Customer Requirements

There are many situations in which your customer may dictate EMC requirements. For example, if your customer is an RBOC (Regional Bell Operating Company), an extensive set of tests referred to collectively as Bellcore, are required before the RBOC will purchase your product. If your product or component will be included in a third-party product, your OEM customer will need proof that your product or component will meet appropriate regulatory standards. Your OEM customer will dictate the amount of testing and documentation they require. It is not unusual for an OEM customer to ask for compliance exceeding legal requirements.

Reliability/Performance

In some cases, you may want to self-impose reliability standards for your products; for example, if you only plan to ship your product in the United States, unlike in Europe, you are not required to pass immunity standards. However, you may want to establish your own immunity standards to ensure customer satisfaction by minimizing field failures.

How do I achieve EMC compliance?

Determining Relevant Standards

The first step in the compliance process is to determine the list of target markets where you plan to market and sell your products. Compliance regulations vary from country to country, so an investigation of current standards is required for each market where you intend to operate. Countries such as India have no formal Electromagnetic (EMC) requirements, whereas Taiwan has a very strict submission policy.

Self-Certification

Over the past several years, regulatory agencies around the world have been moving away from agency submittal applications because they are slow and inefficient. Most government agencies now allow for self-testing and self-certification. This means that you can simply affix a CE or FCC mark to your product and begin shipping without gaining government regulatory approval first.

However, self-testing and self-certification does not relieve your company from meeting the standards implied by the mark you place on your product. In fact, if you place a mark on your product when it doesn’t comply, it could result in serious consequences.

NTS has the formal accreditations to provide both the testing and the reports you need to meet a wide range of regulatory self-declaration requirements. We also create the reports that you must keep on file should an issue arise requiring proof of compliance.

Third party Verification

This is the process of having an independent party validate a product’s compliance. Third party verification adds significant credibility to a product’s test/compliance program, either for marketing or regulatory purposes.

Formal Certification

With certain types of products and in certain countries, a formal certification process may be required. For example, in Taiwan, a formal submission and approval is required, whereas the European Union might allow self-certification. In the USA a formal FCC submission, called a Certification, is required for any products designed to transmit radio signals.
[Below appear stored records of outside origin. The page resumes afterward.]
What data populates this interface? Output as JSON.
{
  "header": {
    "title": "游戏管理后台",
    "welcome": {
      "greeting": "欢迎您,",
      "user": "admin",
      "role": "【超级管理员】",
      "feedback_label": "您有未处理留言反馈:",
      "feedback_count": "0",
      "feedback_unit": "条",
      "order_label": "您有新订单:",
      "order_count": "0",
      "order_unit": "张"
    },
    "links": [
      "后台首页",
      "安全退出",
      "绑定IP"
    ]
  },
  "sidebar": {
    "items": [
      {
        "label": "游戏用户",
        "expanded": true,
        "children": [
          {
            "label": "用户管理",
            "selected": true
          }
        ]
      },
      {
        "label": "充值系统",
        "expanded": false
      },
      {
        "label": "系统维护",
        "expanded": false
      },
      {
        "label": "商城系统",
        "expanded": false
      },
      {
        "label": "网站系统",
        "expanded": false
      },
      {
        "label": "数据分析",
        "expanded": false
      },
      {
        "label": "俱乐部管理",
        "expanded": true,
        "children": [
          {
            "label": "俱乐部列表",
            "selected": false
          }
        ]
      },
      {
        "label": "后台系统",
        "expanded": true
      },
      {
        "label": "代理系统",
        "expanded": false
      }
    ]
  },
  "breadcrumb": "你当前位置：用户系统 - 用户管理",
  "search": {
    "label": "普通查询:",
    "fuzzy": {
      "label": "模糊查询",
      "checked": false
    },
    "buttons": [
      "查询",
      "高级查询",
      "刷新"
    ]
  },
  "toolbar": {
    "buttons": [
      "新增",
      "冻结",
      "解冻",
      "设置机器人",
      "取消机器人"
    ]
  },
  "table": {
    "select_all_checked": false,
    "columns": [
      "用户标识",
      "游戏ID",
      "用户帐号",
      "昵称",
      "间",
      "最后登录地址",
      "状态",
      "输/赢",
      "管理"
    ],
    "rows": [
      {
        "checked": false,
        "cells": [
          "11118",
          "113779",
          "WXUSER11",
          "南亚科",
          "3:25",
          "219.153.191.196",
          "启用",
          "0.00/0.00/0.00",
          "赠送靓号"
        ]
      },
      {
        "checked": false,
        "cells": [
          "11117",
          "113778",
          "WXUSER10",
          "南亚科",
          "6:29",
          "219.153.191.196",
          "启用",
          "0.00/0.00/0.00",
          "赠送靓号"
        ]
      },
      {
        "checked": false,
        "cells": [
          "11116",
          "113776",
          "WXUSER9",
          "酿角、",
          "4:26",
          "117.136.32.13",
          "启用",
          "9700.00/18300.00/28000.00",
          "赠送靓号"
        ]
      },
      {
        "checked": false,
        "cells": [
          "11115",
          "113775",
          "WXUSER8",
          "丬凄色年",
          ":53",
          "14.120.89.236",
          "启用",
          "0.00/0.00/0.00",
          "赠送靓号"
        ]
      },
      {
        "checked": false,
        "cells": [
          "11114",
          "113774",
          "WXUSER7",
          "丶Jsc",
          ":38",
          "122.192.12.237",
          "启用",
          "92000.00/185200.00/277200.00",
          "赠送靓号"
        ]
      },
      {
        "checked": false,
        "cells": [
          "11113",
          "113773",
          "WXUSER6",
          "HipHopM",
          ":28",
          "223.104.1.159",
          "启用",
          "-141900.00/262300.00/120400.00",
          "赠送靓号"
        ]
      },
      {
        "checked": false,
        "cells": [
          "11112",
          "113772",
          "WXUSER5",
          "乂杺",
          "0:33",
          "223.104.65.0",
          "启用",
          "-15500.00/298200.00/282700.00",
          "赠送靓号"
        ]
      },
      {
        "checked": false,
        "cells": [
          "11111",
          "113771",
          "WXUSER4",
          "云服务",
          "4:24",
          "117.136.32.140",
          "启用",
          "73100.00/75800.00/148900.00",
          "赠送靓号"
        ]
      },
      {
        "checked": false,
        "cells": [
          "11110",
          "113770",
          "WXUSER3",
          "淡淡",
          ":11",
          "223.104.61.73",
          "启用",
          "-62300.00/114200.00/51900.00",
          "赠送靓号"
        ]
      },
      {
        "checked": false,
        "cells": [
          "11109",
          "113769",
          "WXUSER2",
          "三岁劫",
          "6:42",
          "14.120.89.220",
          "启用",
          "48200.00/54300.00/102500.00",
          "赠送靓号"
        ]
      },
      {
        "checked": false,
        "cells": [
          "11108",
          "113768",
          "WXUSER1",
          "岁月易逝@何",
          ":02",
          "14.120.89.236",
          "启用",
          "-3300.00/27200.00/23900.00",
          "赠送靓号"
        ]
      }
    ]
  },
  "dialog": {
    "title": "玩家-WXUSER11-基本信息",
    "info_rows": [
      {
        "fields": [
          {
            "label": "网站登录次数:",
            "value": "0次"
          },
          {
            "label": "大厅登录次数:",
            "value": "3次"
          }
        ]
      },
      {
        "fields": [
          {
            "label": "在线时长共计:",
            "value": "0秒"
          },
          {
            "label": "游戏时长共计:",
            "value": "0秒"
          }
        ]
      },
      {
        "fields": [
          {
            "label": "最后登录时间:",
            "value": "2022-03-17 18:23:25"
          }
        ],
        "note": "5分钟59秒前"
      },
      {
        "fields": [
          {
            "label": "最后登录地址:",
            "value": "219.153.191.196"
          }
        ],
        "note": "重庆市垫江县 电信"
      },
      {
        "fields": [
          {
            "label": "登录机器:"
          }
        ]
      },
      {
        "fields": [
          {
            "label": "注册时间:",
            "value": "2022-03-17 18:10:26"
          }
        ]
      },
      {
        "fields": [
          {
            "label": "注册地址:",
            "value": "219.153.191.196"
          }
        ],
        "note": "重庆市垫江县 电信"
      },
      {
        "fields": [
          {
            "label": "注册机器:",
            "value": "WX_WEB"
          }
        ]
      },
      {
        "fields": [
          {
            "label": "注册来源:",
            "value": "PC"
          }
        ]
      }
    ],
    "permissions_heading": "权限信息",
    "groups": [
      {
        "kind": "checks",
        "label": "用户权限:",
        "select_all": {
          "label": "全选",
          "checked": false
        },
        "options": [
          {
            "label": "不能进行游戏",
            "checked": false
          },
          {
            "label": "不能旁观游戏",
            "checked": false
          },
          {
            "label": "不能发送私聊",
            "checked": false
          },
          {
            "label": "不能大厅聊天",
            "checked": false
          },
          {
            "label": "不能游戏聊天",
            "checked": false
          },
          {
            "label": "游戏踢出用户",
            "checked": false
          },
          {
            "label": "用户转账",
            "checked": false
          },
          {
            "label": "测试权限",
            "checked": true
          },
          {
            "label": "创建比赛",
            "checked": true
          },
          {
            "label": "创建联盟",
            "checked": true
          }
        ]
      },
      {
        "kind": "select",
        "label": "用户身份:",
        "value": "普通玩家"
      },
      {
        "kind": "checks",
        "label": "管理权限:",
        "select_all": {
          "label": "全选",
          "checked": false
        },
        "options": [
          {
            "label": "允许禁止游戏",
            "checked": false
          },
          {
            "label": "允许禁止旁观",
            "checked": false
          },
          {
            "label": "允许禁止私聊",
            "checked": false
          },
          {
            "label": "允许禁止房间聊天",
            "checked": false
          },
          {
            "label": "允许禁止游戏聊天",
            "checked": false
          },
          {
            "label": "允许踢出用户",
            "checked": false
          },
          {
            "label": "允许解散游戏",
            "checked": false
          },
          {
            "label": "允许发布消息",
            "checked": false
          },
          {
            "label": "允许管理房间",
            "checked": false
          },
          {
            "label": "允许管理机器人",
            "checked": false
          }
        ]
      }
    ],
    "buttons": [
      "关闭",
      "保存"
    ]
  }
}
In addition to the testing costs to meet the relevant standards, you should also expect to pay agency submittal fees ranging from a few hundred to a few thousand dollars depending on the country and the type of product.